Fall is in full swing out here where the big woods meets the prairie and that means harvest is in full swing and that means that, with the exception of all things relating to football, grain yields, market prices, profits and losses are the primary topics of most casual conversations. The fall months also see an uptick in the rural lawyering business as clients look to close those little, optional matters like estate planning while the weather is still pleasant and cash comes a bit more readily to hand. Profits, losses and budgets are on a rural lawyer’s hit parade as well, for fall also brings sales reps for the phone books, the local school sports teams sponsorship opportunities, and the requests for various and sundry donations – everyone is aware of when cash is flowing through the community.

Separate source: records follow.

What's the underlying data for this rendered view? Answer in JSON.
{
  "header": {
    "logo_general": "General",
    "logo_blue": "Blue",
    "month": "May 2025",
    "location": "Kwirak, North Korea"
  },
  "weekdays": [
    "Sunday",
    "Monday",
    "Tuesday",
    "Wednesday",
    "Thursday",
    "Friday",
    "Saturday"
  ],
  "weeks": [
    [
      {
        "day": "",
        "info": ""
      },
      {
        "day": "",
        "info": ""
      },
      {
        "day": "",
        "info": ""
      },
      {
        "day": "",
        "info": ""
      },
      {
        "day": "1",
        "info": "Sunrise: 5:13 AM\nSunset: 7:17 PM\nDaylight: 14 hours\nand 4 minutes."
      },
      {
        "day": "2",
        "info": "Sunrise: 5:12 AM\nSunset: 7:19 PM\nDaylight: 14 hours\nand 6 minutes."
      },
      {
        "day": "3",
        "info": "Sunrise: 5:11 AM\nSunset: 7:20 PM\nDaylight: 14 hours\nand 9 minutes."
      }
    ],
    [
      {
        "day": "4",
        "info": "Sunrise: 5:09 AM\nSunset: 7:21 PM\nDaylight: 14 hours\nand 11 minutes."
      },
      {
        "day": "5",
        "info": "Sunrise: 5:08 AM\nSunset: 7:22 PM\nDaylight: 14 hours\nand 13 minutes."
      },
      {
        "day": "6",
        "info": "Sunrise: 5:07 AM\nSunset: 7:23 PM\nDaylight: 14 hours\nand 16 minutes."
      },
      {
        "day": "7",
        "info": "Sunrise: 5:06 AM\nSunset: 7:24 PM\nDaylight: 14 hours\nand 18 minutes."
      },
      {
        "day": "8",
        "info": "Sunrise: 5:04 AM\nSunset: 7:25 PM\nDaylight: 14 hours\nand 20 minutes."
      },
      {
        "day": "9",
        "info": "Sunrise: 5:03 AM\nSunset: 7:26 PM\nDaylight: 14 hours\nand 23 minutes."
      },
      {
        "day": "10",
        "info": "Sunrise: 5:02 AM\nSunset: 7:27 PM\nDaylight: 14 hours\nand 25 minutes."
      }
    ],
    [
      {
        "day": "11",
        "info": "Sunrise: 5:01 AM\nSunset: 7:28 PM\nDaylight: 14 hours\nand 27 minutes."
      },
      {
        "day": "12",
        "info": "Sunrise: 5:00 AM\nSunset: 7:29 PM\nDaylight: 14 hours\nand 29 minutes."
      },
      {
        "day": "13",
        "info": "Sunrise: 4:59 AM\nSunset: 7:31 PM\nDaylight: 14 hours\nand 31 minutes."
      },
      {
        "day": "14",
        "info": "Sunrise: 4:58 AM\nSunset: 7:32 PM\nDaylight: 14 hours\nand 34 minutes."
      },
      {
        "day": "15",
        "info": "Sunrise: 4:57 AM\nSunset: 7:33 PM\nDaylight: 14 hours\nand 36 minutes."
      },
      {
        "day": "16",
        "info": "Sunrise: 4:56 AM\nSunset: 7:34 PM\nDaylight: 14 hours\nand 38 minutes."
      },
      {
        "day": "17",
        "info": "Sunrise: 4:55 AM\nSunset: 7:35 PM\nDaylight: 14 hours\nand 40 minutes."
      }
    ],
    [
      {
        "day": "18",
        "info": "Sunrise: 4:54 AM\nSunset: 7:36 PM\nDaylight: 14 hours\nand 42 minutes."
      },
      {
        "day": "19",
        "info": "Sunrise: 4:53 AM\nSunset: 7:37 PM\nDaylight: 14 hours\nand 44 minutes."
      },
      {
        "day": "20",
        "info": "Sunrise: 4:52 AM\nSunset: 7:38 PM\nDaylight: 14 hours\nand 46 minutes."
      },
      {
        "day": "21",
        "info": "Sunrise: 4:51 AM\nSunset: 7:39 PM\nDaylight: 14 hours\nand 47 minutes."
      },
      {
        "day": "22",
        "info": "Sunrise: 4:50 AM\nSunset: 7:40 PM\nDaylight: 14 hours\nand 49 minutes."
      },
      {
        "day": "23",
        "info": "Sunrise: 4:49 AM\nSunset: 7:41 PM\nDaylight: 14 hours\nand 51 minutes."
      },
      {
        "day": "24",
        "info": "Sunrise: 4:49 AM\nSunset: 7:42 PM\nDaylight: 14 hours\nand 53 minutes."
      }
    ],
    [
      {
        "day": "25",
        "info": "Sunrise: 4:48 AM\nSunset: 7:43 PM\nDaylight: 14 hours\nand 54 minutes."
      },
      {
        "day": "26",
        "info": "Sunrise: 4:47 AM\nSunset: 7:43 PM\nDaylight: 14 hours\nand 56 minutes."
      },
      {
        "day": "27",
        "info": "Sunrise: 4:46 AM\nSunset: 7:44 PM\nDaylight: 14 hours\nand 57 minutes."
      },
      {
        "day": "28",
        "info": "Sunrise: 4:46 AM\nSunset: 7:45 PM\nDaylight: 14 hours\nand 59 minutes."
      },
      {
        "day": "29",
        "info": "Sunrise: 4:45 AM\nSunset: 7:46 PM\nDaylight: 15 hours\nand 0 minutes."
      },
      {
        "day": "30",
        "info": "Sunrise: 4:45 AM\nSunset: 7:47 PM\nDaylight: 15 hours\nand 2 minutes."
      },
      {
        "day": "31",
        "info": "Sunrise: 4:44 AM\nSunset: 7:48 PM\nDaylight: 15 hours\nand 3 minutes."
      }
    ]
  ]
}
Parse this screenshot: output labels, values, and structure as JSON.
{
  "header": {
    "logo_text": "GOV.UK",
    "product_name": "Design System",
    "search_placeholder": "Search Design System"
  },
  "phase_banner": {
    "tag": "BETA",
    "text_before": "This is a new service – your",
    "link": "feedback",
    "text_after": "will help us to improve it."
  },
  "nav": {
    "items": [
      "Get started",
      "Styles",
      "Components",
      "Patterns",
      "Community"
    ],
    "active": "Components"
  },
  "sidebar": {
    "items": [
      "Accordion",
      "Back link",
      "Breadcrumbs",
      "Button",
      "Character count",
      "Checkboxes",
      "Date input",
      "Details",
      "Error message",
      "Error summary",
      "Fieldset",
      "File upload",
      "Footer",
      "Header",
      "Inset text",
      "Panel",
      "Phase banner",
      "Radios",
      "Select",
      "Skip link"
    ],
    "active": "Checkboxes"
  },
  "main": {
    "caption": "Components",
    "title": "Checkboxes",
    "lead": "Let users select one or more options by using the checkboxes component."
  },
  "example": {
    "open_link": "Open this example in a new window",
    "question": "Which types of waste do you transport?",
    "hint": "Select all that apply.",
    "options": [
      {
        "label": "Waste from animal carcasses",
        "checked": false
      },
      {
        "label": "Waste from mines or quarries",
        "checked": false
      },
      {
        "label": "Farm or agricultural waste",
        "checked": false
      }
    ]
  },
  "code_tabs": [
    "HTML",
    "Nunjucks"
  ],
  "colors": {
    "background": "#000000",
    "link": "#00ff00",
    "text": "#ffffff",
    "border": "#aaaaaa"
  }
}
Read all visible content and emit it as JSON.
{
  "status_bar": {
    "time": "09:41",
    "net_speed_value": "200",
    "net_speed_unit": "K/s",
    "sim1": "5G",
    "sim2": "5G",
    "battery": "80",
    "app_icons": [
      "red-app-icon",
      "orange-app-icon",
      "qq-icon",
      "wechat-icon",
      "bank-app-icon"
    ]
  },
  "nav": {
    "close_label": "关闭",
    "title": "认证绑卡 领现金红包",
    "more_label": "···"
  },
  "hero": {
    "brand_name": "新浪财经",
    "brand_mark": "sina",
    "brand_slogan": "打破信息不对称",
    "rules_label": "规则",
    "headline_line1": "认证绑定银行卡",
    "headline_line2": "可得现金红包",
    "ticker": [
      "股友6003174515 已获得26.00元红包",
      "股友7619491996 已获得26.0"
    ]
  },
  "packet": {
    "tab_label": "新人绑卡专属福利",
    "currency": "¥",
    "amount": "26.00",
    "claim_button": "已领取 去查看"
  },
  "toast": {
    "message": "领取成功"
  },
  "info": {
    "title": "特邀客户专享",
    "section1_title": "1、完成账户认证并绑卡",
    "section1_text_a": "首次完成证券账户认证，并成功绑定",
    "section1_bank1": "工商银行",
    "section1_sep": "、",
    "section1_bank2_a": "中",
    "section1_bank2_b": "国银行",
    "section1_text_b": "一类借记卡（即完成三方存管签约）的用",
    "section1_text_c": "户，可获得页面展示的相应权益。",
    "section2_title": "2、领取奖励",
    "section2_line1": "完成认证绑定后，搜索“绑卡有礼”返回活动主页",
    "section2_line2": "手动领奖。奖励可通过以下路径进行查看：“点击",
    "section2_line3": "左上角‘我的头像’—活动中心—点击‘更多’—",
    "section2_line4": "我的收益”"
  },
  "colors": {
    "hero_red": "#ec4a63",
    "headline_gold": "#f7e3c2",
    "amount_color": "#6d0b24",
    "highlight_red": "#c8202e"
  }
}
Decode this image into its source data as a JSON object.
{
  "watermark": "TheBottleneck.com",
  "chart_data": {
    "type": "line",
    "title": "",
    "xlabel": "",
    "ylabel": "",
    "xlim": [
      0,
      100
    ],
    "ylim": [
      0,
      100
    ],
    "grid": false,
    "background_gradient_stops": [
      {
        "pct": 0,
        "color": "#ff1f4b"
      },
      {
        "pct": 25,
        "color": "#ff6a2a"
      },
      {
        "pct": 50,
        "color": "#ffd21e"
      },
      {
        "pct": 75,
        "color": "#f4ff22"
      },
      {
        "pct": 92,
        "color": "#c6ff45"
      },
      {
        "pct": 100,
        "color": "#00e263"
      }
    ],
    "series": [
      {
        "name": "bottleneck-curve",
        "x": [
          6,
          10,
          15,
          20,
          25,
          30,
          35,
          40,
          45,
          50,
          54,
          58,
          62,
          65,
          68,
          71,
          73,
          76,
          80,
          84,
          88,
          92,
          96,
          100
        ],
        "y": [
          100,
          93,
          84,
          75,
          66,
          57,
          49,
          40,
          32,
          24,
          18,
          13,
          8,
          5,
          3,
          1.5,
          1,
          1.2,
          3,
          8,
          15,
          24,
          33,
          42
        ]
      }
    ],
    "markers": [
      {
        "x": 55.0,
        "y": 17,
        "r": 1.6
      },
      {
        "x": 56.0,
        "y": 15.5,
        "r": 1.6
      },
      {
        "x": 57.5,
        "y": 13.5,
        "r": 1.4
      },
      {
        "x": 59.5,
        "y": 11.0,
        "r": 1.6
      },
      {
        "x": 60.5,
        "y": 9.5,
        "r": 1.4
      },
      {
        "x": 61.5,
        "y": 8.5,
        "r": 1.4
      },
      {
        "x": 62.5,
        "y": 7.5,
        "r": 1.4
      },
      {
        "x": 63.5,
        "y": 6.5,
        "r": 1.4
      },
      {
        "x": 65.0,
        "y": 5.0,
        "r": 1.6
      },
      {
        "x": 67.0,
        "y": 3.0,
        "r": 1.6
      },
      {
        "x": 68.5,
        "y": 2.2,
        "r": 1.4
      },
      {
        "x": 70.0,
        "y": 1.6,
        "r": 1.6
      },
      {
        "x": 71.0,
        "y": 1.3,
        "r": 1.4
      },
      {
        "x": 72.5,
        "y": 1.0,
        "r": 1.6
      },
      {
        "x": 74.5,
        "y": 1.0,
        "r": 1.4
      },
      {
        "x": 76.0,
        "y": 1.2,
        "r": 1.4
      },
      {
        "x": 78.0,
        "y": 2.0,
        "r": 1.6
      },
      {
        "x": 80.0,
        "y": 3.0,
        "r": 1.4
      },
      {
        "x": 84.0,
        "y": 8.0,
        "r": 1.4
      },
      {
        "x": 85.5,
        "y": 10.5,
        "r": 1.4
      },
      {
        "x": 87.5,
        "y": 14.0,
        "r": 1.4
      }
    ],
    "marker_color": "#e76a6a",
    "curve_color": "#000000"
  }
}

This fall, a small town lawyer passed away. I didn’t know him and were it not for the internet, I would have never heard of his passing. However, serendipity, the season, and the vagaries of a Google search led me to a small obituary in the Valley News Dispatch and got me thinking about how rural lawyers are paid. It’s true that a rural lawyer’s net income is less, perhaps substantially less than that of our big city, big firm counterparts – a fact that we hope is balanced by the fact that the cost of living is lower for those of us out here in the sticks. But does net income really sum up the totality of a rural practice’s earnings or is there something more to a rural lawyer’s compensation?
skyscrapers and smog anyone?
Now, I’ve never had the privilege of seeing a city sky line from a high-rise corner office and I must admit that my desk now sits in a window-less room in a building perched perilously close to the city limits and the ragged edges of suburbia, but when I step outside at the end of the day, I am rewarded with views like this:
It may just be me, but this always comes down as a plus in the compensation column.
But it is a couple of lines at the bottom of those few column inches spent on the passing of a lawyer that stick with me. The lines read in part: “The Valley News Dispatch will occasionally run obituary stories on notable local residents. They are news items…” In small towns, lawyers make a difference and their passing is newsworthy, not just noted by a paid listing in the back of the classifieds. Those column inches do more than simply mark the death of a small town lawyer, they’re the last installment on his compensation package.
Rest in peace Mr. Ambrose and thank you.